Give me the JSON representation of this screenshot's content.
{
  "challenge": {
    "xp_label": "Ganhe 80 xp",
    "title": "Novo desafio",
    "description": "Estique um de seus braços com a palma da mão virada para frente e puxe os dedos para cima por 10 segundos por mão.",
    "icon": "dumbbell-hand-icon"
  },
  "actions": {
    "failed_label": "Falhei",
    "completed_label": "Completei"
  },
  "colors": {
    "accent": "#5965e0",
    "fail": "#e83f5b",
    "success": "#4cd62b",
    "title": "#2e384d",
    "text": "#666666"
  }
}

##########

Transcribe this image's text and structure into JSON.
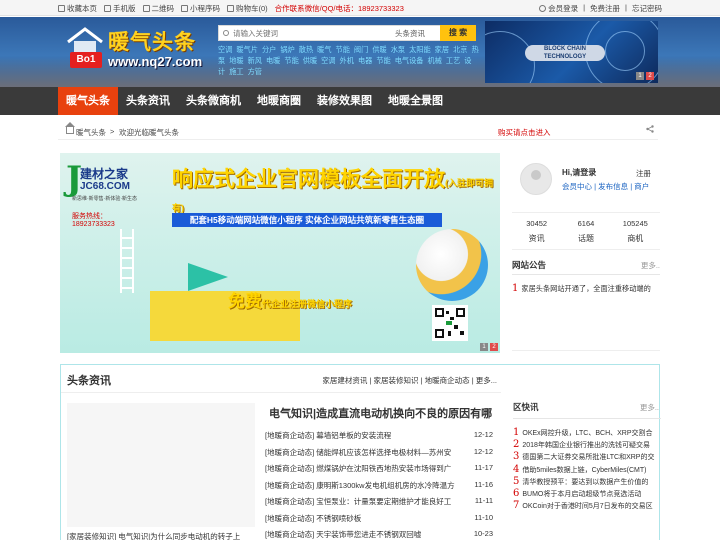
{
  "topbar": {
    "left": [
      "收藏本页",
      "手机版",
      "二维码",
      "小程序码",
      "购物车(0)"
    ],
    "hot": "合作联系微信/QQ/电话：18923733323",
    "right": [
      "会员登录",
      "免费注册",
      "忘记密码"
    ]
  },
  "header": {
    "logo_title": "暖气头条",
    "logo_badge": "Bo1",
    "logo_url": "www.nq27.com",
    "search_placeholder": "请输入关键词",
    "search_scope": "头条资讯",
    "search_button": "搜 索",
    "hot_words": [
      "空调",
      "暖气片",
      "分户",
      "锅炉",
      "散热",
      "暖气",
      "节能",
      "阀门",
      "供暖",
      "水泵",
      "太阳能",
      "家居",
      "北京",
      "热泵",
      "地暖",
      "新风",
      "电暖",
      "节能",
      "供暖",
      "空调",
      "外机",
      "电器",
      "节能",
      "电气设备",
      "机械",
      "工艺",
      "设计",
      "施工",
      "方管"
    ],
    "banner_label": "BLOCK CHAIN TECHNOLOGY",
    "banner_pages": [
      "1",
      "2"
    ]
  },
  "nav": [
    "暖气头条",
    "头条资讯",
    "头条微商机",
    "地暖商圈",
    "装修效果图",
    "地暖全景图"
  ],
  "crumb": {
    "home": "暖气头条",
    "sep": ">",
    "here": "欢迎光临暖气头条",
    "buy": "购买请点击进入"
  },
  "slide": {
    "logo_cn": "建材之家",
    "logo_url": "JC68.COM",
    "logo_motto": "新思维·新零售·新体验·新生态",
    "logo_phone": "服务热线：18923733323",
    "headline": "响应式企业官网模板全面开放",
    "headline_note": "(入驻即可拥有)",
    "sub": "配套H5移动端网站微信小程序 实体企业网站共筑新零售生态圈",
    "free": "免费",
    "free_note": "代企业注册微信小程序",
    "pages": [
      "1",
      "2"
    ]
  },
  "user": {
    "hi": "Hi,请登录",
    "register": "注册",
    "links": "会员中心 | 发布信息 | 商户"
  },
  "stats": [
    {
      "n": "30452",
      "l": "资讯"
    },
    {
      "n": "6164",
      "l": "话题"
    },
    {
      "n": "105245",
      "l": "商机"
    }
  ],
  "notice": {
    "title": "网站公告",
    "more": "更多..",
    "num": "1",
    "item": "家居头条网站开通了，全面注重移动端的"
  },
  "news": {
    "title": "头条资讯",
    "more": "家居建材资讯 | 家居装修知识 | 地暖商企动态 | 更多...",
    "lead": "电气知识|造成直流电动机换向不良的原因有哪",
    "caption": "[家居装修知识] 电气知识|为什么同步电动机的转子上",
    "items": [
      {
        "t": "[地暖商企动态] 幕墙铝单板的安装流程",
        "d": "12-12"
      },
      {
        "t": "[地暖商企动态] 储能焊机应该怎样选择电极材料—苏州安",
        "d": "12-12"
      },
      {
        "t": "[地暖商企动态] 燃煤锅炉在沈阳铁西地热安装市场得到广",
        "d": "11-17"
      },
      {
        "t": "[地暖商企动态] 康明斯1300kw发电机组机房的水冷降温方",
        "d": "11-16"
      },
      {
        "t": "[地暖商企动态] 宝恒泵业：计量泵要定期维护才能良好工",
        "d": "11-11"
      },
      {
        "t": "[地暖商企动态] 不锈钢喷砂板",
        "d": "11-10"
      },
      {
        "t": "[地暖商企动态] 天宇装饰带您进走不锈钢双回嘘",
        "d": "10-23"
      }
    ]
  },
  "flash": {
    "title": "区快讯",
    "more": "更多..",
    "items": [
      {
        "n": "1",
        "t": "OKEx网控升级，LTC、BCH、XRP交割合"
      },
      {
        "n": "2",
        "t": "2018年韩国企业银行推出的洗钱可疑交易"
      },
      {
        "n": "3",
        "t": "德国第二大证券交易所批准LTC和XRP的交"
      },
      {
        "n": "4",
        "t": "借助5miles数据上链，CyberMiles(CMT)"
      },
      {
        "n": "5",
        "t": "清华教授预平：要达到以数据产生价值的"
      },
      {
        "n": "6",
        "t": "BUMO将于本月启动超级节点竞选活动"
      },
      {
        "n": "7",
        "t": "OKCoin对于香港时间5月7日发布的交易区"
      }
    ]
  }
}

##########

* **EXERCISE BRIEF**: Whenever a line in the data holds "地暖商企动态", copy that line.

* **WRITTEN REPLY**:
    "more": "家居建材资讯 | 家居装修知识 | 地暖商企动态 | 更多...",
        "t": "[地暖商企动态] 幕墙铝单板的安装流程",
        "t": "[地暖商企动态] 储能焊机应该怎样选择电极材料—苏州安",
        "t": "[地暖商企动态] 燃煤锅炉在沈阳铁西地热安装市场得到广",
        "t": "[地暖商企动态] 康明斯1300kw发电机组机房的水冷降温方",
        "t": "[地暖商企动态] 宝恒泵业：计量泵要定期维护才能良好工",
        "t": "[地暖商企动态] 不锈钢喷砂板",
        "t": "[地暖商企动态] 天宇装饰带您进走不锈钢双回嘘",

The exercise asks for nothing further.